In Colombia foreign investor can be eligible for a resident VISA, based on the amount of money invested. They measure the amount in “Salarios Minimos Vigentes,” or SMVs. Basically, the amount of minimum wages that the investment represents. Currently, the minimum wage is 737,717 Colombian Pesos, or about $257 using the exchange rate of 2864 pesos per dollar.
There are two VISA options:
● 1 Year renewable TP7 VISA
Minimum Investment 350 SMV, about $90,000
● 5 Year renewable resident investor visa
Minimum Investment 650 SMV, about $167,000
Tourism in Colombia has been growing steadily in recent years, with foreign tourist visits rising from about 600,000 in 2007 to almost 3 million in 2015. If this trend where to continue, it would certainly be a positive for my investment, and I believe it will.
Tourism to Cali has been growing at a compound rate of 13% per year and the first six months of 2016 shows a gain of 21% compared to 2015. The United states is the biggest source of foreign visits, which indicated that there should be solid demand for high end accommodation.
About 50% of foreigners visit for three days or less. This is important to know when setting the minimum nights that guests can stay. As mentioned before, a lot of Airbnbs in Cali have the minimum set to between three and seven nights. Finally, over 70% of foreign visitors are between 21 and 45 years old, telling me that a location near bars, restaurants and nightlife is a positive.
A lot of people perceive Colombia to be a dangerous place. This is the result of its turbulent past and the violence that took place mostly in the late 20th century, caused by the drug cartels and the FARC. Although things have changed, (apparently Peru now produces more drugs than Colombia), looking at the numbers, there is still reason for concern.
Colombia ranked as the 7th most violent country in Latin America, as measured in the number of homicides, at 25 per 100,000 inhabitants.
To put things in perspective, that’s about the same as in Washington DC and lower than some other cities in the US like Detroit and Baltimore, but it’s still a high number. The good news it that it’s decreasing, as 2015 replaced 2014 as the year with the least amount of homicides since the 1980s.
Cali is not the safest place in Colombia, with a rate of 56 homicides per 100,000, almost double that of Medellin and Bogotá.
As is true in most places, most of the crime is gang related and concentrated in certain areas. About 50% of the city of Cali is a no-go area, but that leaves plenty of areas that are perfectly fine.
Conclusion, yes safety is definitely a concern in Cali and common sense measures such as not pulling your phone out on the street are recommended. Having said that, El Peñon certainly seems like a very safe neighborhood with a solid police presence. In any case, I didn’t feel unsafe at any point during my visit, not even at night.
So what does all this have to do with increasing tourism?

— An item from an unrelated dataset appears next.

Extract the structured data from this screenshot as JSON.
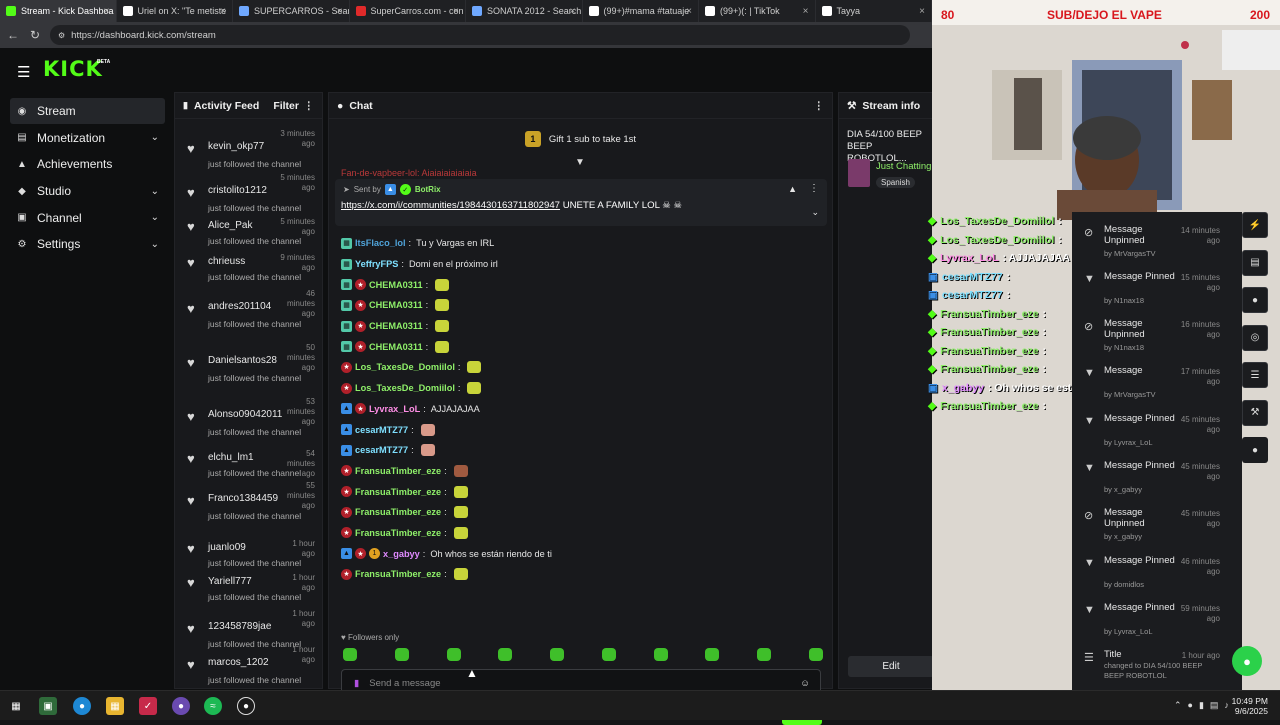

Well, I think a lot of people currently perceive Colombia as much more dangerous than it really is. Over time, I think Colombia will slowly get rid of its bad reputation and more and more people will realize that things have changed. The peace agreement between the government and the FARC that was approved by the Colombian congress certainly helps.
If you want to learn more about the city of Cali, the Valle del Cauca region or Colombia in general, here’s a few cool videos and a list of resources.
Video about Cali and Valle del Cauca from an investment perspective (in English)
Video about the Valle del Cauca region (in Spanish)
Cali Adventurer Comprehensive blog about the experiences of Patrick, who runs the FAR projects in Cali.
Cali, Colombia with a Side of Salsa – Johnny Jet
There are still two units for sale in the building where I bought my penthouse, if you’re interested feel free to email me at [email protected] or comment below if you have any questions.